Facts About Mediation
Mediation is a form of Alternative Dispute Resolution (ADR) that is offered as an alternative to the traditional investigative or litigation process. Mediation is an informal process in which a neutral third party assists the opposing parties to reach a voluntary, negotiated resolution of a charge of discrimination. Mediation gives the parties the opportunity to discuss the issues raised in the charge, clear up misunderstandings, determine the underlying interests or concerns, find areas of agreement and, ultimately, to incorporate those areas of agreements into solutions. A mediator does not impose a decision on the parties. Instead, the mediator helps the parties to agree on a mutually acceptable resolution.
Advantages of Mediation
FAIR AND NEUTRAL
- Parties have an equal say in the process and decide settlement terms, not the mediator. There is no determination of guilt or innocence in the process.
SAVES TIME AND MONEY
- Mediation usually occurs early in the charge process, and many mediations are completed in one meeting. Legal or other representation is optional but not required.
- All parties sign an agreement of confidentiality. Information disclosed during mediation will not be revealed to anyone.
- Lengthy litigation CAN be avoided. Mediation costs less than a lawsuit and avoids the uncertainty of judicial outcome.
- Mediation provides a neutral and confidential setting where both parties can openly discuss their views on the underlying dispute.
DISCOVER THE REAL ISSUES IN YOUR WORKPLACE
- Parties share information, which can lead to a better understanding.
DESIGN YOUR OWN SOLUTION

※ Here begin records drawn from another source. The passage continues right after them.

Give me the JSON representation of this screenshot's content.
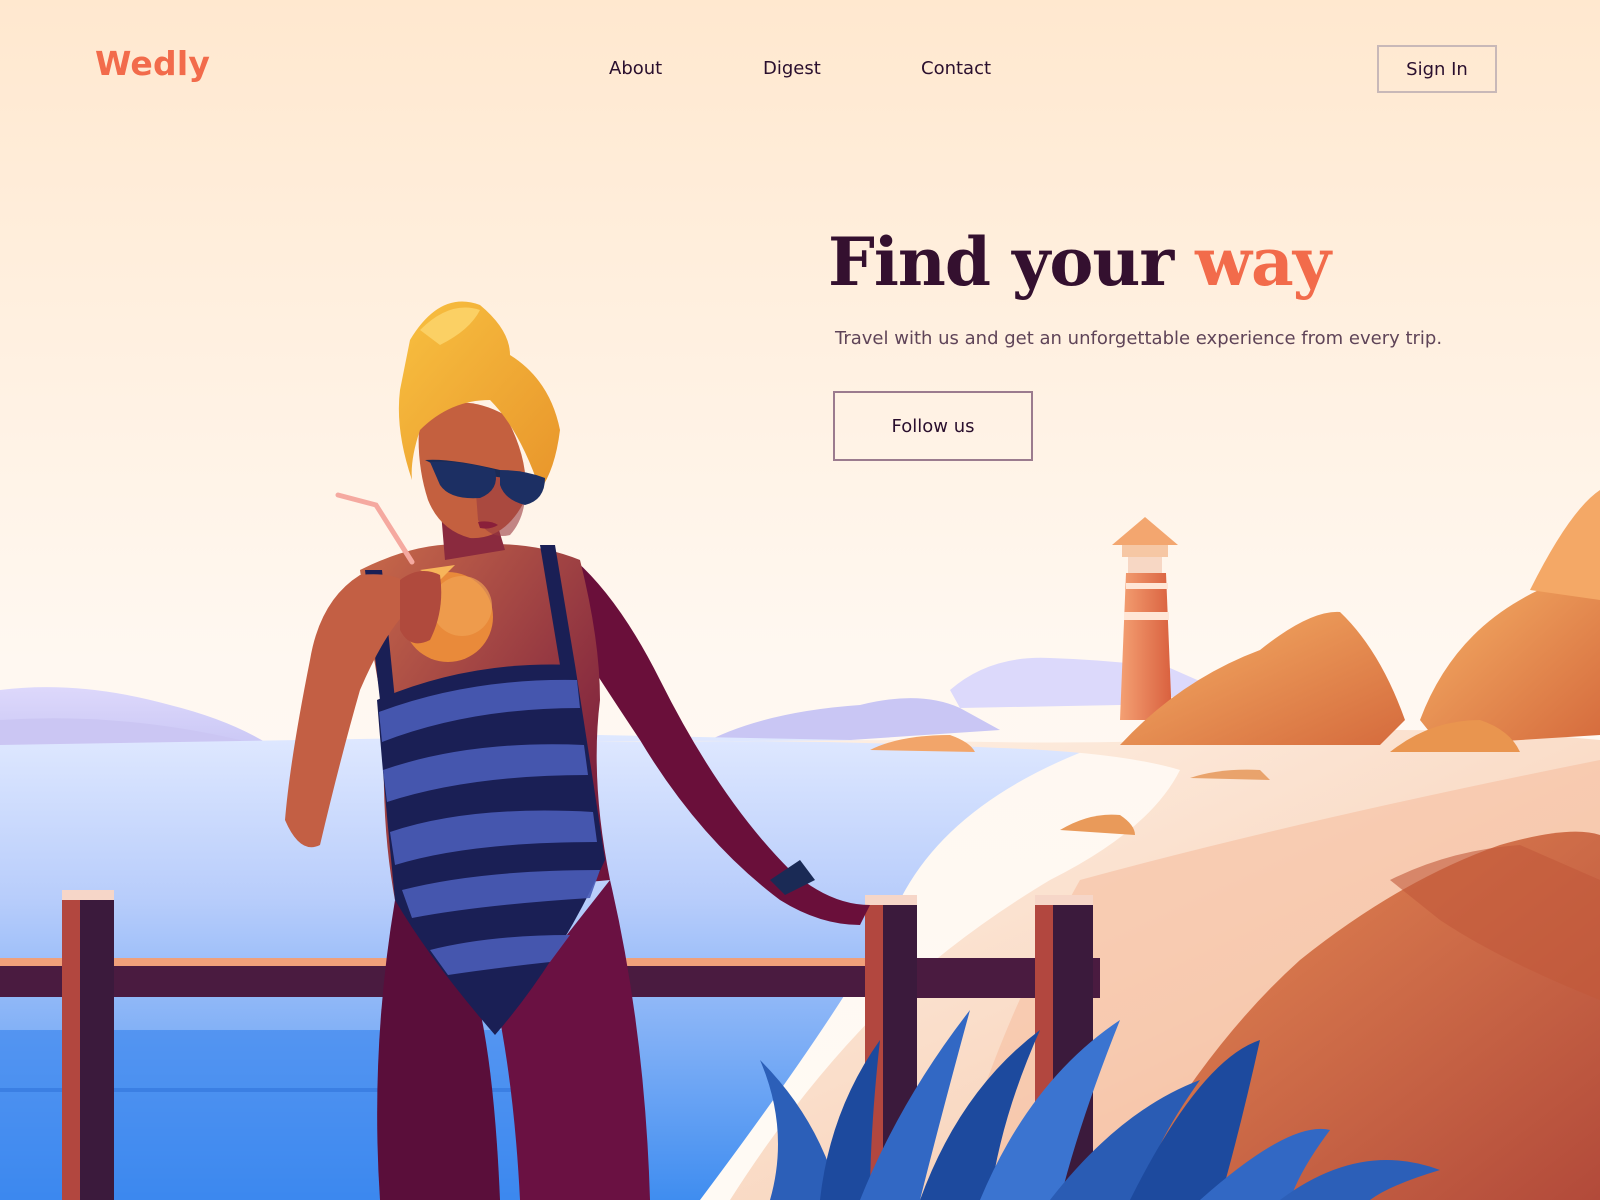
{
  "header": {
    "logo": "Wedly",
    "nav": [
      {
        "label": "About"
      },
      {
        "label": "Digest"
      },
      {
        "label": "Contact"
      }
    ],
    "sign_in_label": "Sign In"
  },
  "hero": {
    "title_main": "Find your",
    "title_accent": "way",
    "subtitle": "Travel with us and get an unforgettable experience from every trip.",
    "cta_label": "Follow us"
  },
  "colors": {
    "accent": "#f26b4b",
    "heading": "#34102f",
    "text": "#2a0f2e",
    "sea": "#3f8df0",
    "sand": "#f6c1a0"
  }
}
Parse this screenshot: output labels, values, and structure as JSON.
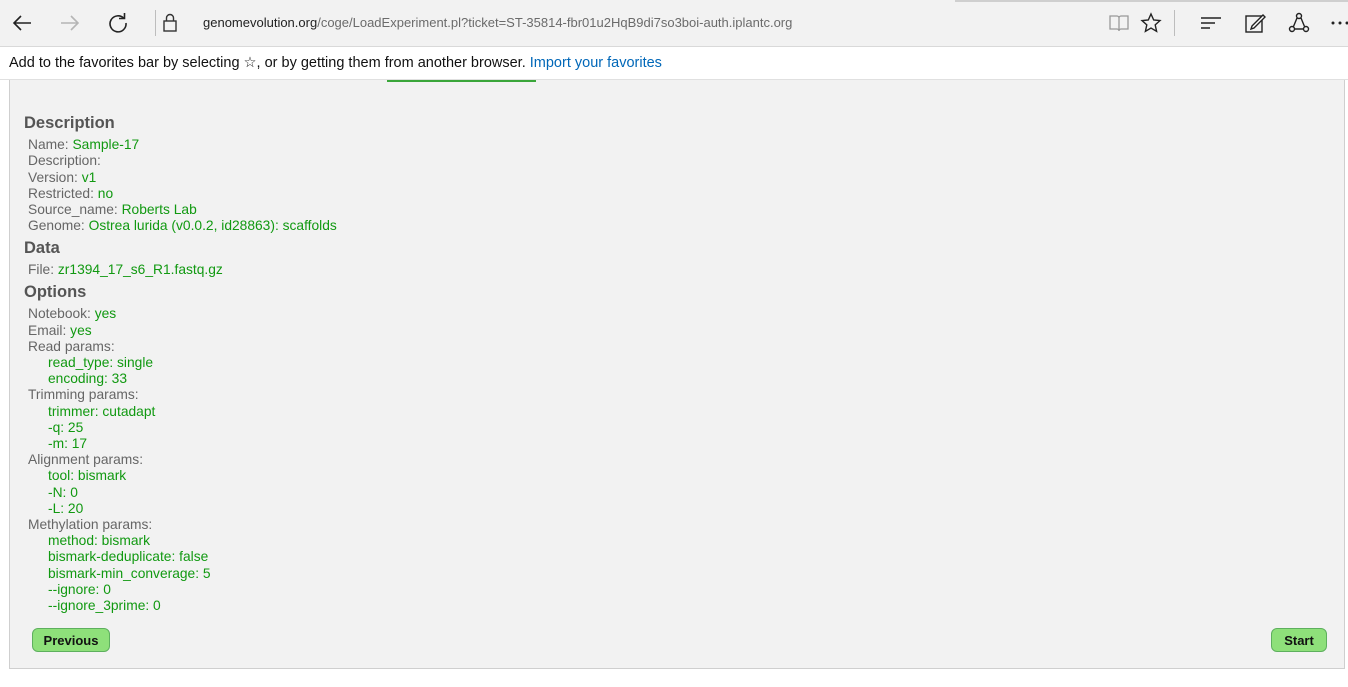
{
  "browser": {
    "url_host": "genomevolution.org",
    "url_path": "/coge/LoadExperiment.pl?ticket=ST-35814-fbr01u2HqB9di7so3boi-auth.iplantc.org",
    "icons": [
      "back-icon",
      "forward-icon",
      "refresh-icon",
      "lock-icon",
      "reading-view-icon",
      "favorite-star-icon",
      "hub-icon",
      "web-note-icon",
      "share-icon",
      "more-icon"
    ]
  },
  "favbar": {
    "message": "Add to the favorites bar by selecting ☆, or by getting them from another browser.",
    "link": "Import your favorites"
  },
  "description": {
    "heading": "Description",
    "fields": [
      {
        "label": "Name: ",
        "value": "Sample-17"
      },
      {
        "label": "Description:",
        "value": ""
      },
      {
        "label": "Version: ",
        "value": "v1"
      },
      {
        "label": "Restricted: ",
        "value": "no"
      },
      {
        "label": "Source_name: ",
        "value": "Roberts Lab"
      },
      {
        "label": "Genome: ",
        "value": "Ostrea lurida (v0.0.2, id28863): scaffolds"
      }
    ]
  },
  "data": {
    "heading": "Data",
    "file_label": "File: ",
    "file_value": "zr1394_17_s6_R1.fastq.gz"
  },
  "options": {
    "heading": "Options",
    "notebook_label": "Notebook: ",
    "notebook_value": "yes",
    "email_label": "Email: ",
    "email_value": "yes",
    "read_label": "Read params:",
    "read_params": [
      "read_type: single",
      "encoding: 33"
    ],
    "trim_label": "Trimming params:",
    "trim_params": [
      "trimmer: cutadapt",
      "-q: 25",
      "-m: 17"
    ],
    "align_label": "Alignment params:",
    "align_params": [
      "tool: bismark",
      "-N: 0",
      "-L: 20"
    ],
    "meth_label": "Methylation params:",
    "meth_params": [
      "method: bismark",
      "bismark-deduplicate: false",
      "bismark-min_converage: 5",
      "--ignore: 0",
      "--ignore_3prime: 0"
    ]
  },
  "buttons": {
    "previous": "Previous",
    "start": "Start"
  }
}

- A neutral third party assists the parties in the reaching a voluntary, mutually beneficial resolution. Mediation can resolve all issues important to the parties, not just the underlying legal dispute.
- An independent survey showed 96% of all respondents and 91% of all charging parties who used mediation would use it again if offered.